• THE PROBLEM: Among the records that follow, how many lines include the string "screenshot"? Only the number is wanted.

§ §

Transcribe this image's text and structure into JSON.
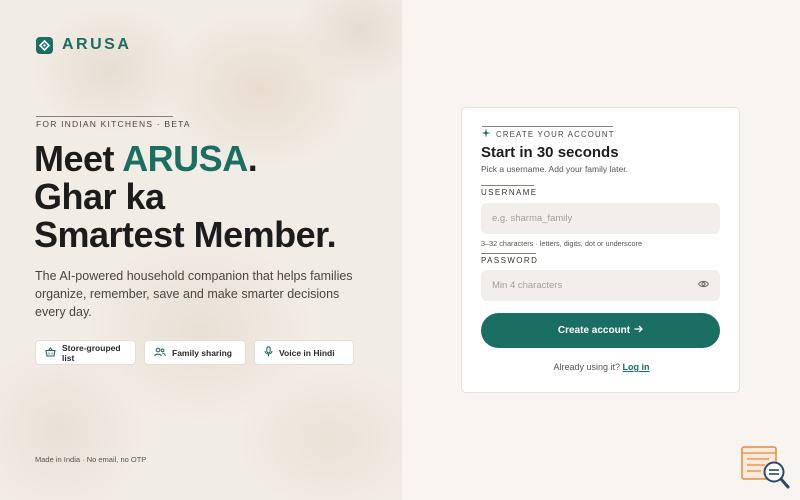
{
  "brand": {
    "name": "ARUSA",
    "accent_color": "#1a6e62"
  },
  "hero": {
    "kicker": "FOR INDIAN KITCHENS · BETA",
    "headline_line1_prefix": "Meet ",
    "headline_line1_accent": "ARUSA",
    "headline_line1_suffix": ".",
    "headline_line2": "Ghar ka",
    "headline_line3": "Smartest Member.",
    "description": "The AI-powered household companion that helps families organize, remember, save and make smarter decisions every day.",
    "features": [
      {
        "label": "Store-grouped list",
        "icon": "basket-icon"
      },
      {
        "label": "Family sharing",
        "icon": "people-icon"
      },
      {
        "label": "Voice in Hindi",
        "icon": "microphone-icon"
      }
    ],
    "footnote": "Made in India · No email, no OTP"
  },
  "signup": {
    "kicker": "CREATE YOUR ACCOUNT",
    "title": "Start in 30 seconds",
    "subtitle": "Pick a username. Add your family later.",
    "username": {
      "label": "USERNAME",
      "placeholder": "e.g. sharma_family",
      "value": "",
      "hint": "3–32 characters · letters, digits, dot or underscore"
    },
    "password": {
      "label": "PASSWORD",
      "placeholder": "Min 4 characters",
      "value": ""
    },
    "submit_label": "Create account",
    "already_text": "Already using it?",
    "login_link": "Log in"
  },
  "help_widget": {
    "icon": "help-search-icon"
  }
}
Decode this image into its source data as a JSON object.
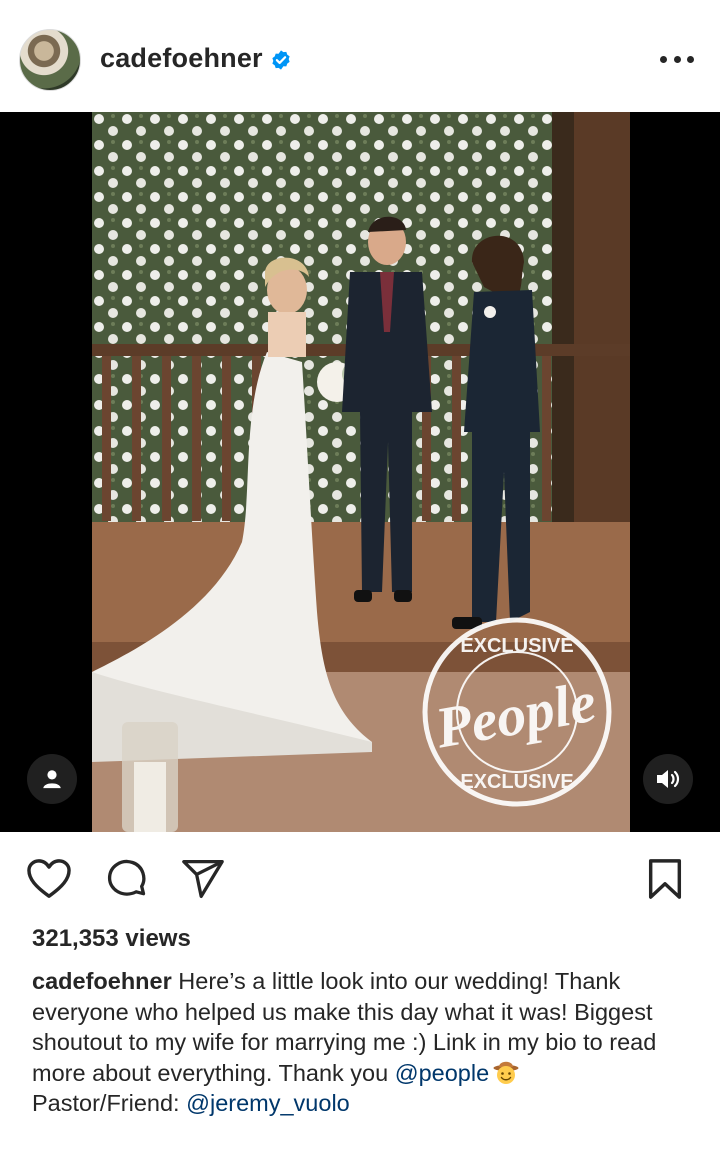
{
  "header": {
    "username": "cadefoehner",
    "verified": true,
    "avatar_icon": "profile-photo",
    "more_icon": "more-horizontal-icon"
  },
  "media": {
    "type": "video",
    "watermark": [
      "EXCLUSIVE",
      "People",
      "EXCLUSIVE"
    ],
    "user_tag_icon": "person-icon",
    "sound_icon": "speaker-icon"
  },
  "actions": {
    "like_icon": "heart-icon",
    "comment_icon": "comment-icon",
    "share_icon": "send-icon",
    "save_icon": "bookmark-icon"
  },
  "stats": {
    "views": "321,353 views"
  },
  "caption": {
    "username": "cadefoehner",
    "text_1": " Here’s a little look into our wedding! Thank everyone who helped us make this day what it was! Biggest shoutout to my wife for marrying me :) Link in my bio to read more about everything. Thank you ",
    "mention_1": "@people",
    "emoji_icon": "cowboy-face-icon",
    "text_2": "Pastor/Friend: ",
    "mention_2": "@jeremy_vuolo"
  },
  "colors": {
    "text": "#262626",
    "link": "#00376b",
    "verified": "#0095f6"
  }
}
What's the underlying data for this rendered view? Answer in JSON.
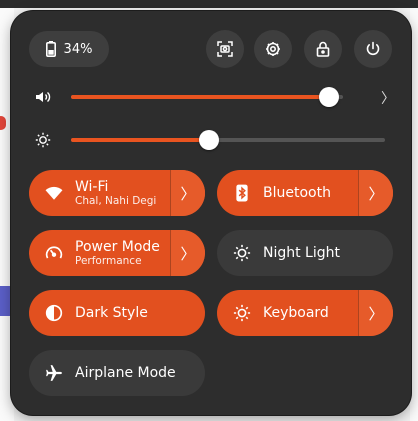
{
  "battery": {
    "percent_label": "34%",
    "icon": "battery-icon"
  },
  "top_buttons": [
    {
      "name": "screenshot-button",
      "icon": "screenshot-icon"
    },
    {
      "name": "settings-button",
      "icon": "gear-icon"
    },
    {
      "name": "lock-button",
      "icon": "lock-icon"
    },
    {
      "name": "power-button",
      "icon": "power-icon"
    }
  ],
  "volume": {
    "icon": "speaker-icon",
    "level": 0.95,
    "chevron": "〉"
  },
  "brightness": {
    "icon": "sun-icon",
    "level": 0.44
  },
  "tiles": {
    "wifi": {
      "title": "Wi-Fi",
      "subtitle": "Chal, Nahi Degi",
      "active": true,
      "arrow": "〉"
    },
    "bluetooth": {
      "title": "Bluetooth",
      "active": true,
      "arrow": "〉"
    },
    "power_mode": {
      "title": "Power Mode",
      "subtitle": "Performance",
      "active": true,
      "arrow": "〉"
    },
    "night_light": {
      "title": "Night Light",
      "active": false
    },
    "dark_style": {
      "title": "Dark Style",
      "active": true
    },
    "keyboard": {
      "title": "Keyboard",
      "active": true,
      "arrow": "〉"
    },
    "airplane": {
      "title": "Airplane Mode",
      "active": false
    }
  },
  "colors": {
    "accent": "#e2501f",
    "panel": "#2d2d2d",
    "inactive_tile": "#4a4a4a"
  }
}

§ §

• TASK RESULT: 2